COPING STRATEGIES:

Pressure
  • • Avoid people or situation that you don’t feel right and leave a situation that becomes uncomfortable.
  • • Self awareness of your own thoughts and opinion and accepting it. Understanding your own moral and immoral values.
  • • Learn to set boundaries so that it can save guard yourself from peer Pressure
  • • Learn to say “NO” when you feel it’s not correct or it’s against your moral values.
  • • Share your fear and apprehensions of your assertive behavior regarding the repercussions with someone who can be your support system Don’t give up before giving it a try.
  • • Ask yourself, “How am I feeling about this?”, “Does this seems right to
  • me?”, “What are the pros and cons of making this decision?”
  • • Recognize and realize: It’s not ok for others to pressurize, force or trick you into doing things you don’t want to or for others to make threats if you
  • don’t give in.
  • • Spend time with people who respect your decisions and won’t put unfair pressure on you to confirm. There are other people whom you can be
  • friends with.
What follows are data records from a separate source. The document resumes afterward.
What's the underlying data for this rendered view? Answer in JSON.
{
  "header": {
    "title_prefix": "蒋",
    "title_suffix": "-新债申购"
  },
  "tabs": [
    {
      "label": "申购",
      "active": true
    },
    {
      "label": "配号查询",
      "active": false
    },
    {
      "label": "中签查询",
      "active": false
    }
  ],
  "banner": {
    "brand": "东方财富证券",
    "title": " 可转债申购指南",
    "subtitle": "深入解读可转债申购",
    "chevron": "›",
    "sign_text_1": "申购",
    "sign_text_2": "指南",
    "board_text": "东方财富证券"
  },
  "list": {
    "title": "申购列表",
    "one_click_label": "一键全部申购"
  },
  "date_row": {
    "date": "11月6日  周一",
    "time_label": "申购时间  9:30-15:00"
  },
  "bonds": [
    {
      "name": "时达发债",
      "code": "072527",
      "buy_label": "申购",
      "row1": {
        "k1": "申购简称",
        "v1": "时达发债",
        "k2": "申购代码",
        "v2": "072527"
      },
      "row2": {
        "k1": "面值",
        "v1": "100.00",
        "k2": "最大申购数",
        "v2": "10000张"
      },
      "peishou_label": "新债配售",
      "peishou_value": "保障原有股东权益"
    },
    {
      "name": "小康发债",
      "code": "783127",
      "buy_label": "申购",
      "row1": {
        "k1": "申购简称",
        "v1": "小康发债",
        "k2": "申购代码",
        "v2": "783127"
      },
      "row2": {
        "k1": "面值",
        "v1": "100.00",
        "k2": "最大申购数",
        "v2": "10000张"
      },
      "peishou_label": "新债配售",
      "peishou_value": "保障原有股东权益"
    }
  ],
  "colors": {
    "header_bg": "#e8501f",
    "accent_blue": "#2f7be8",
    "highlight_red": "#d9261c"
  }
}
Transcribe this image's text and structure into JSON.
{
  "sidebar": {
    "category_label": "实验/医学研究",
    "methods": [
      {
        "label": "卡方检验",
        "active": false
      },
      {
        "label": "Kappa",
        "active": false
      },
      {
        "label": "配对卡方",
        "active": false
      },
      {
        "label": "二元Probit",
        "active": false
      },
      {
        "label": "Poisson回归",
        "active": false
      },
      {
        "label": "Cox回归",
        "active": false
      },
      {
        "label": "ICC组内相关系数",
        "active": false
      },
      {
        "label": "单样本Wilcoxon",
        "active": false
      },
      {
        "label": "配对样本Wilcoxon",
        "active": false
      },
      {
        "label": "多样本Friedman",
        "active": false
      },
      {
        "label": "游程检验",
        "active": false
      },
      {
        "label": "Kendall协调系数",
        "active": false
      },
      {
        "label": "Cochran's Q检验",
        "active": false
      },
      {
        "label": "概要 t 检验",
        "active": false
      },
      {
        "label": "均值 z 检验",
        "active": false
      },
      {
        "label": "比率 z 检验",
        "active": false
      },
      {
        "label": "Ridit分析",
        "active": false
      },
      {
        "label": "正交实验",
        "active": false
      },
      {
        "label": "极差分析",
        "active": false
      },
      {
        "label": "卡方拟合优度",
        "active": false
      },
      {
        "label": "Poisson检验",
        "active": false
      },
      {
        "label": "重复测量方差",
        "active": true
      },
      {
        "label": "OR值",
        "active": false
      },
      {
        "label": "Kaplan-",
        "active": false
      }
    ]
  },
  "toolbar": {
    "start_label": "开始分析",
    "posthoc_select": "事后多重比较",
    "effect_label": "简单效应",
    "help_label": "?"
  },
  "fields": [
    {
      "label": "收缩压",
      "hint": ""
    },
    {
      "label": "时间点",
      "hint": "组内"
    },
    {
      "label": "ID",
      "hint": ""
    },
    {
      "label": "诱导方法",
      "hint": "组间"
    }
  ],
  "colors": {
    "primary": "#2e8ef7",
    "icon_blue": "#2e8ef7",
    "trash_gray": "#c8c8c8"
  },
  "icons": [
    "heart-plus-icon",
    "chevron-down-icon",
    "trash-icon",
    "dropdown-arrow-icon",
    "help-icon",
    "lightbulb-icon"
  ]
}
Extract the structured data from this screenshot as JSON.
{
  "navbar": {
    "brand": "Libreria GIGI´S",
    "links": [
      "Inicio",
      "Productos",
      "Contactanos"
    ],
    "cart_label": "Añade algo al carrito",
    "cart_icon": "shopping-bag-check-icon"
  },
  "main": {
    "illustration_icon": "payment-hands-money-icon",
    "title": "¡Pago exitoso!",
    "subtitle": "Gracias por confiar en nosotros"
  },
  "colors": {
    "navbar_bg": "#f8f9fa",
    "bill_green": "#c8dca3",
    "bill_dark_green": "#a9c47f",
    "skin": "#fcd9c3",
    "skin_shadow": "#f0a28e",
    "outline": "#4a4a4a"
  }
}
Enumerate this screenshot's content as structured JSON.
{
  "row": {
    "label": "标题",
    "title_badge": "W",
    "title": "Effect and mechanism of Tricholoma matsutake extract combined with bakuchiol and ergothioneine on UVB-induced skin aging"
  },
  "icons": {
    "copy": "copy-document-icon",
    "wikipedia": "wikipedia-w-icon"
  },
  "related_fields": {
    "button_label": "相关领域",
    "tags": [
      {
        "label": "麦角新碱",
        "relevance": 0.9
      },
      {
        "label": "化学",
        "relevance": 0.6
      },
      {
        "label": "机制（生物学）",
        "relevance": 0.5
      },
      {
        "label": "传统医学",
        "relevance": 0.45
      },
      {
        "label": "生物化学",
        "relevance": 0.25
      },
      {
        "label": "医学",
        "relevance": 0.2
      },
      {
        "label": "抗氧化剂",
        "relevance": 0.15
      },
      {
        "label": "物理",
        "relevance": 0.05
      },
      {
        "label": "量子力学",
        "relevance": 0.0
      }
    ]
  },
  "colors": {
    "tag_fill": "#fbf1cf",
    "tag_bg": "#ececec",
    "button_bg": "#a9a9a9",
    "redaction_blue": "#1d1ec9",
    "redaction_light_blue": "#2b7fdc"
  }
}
Try to make new friends or join group of similar thinking
  • friends.
  • • When people or situations that make you feel pressurized are not avoidable, try the “delay tactics”. When you can’t avoid or delay a pressure
  • filled situation, practice saying “No thanks” or “just NO! If “no” feels uncomfortable, practice using other responses, such as “not today”, “may be another time”, or “Thanks, but I can’t.”
  • • Take a friend who supports you along if you are going to be in a pressure- filled situation and let them know what your intentions are.
  • • Stand up for others when you see them being pressurized by others.
  • • Ask for support from parents or other trusted family member, or a counselor, if you need to handle stress arising out of peer pressure and deal with it effectively.
“It’s easier to prevent bad habits than to break them.” Benjamin Franklin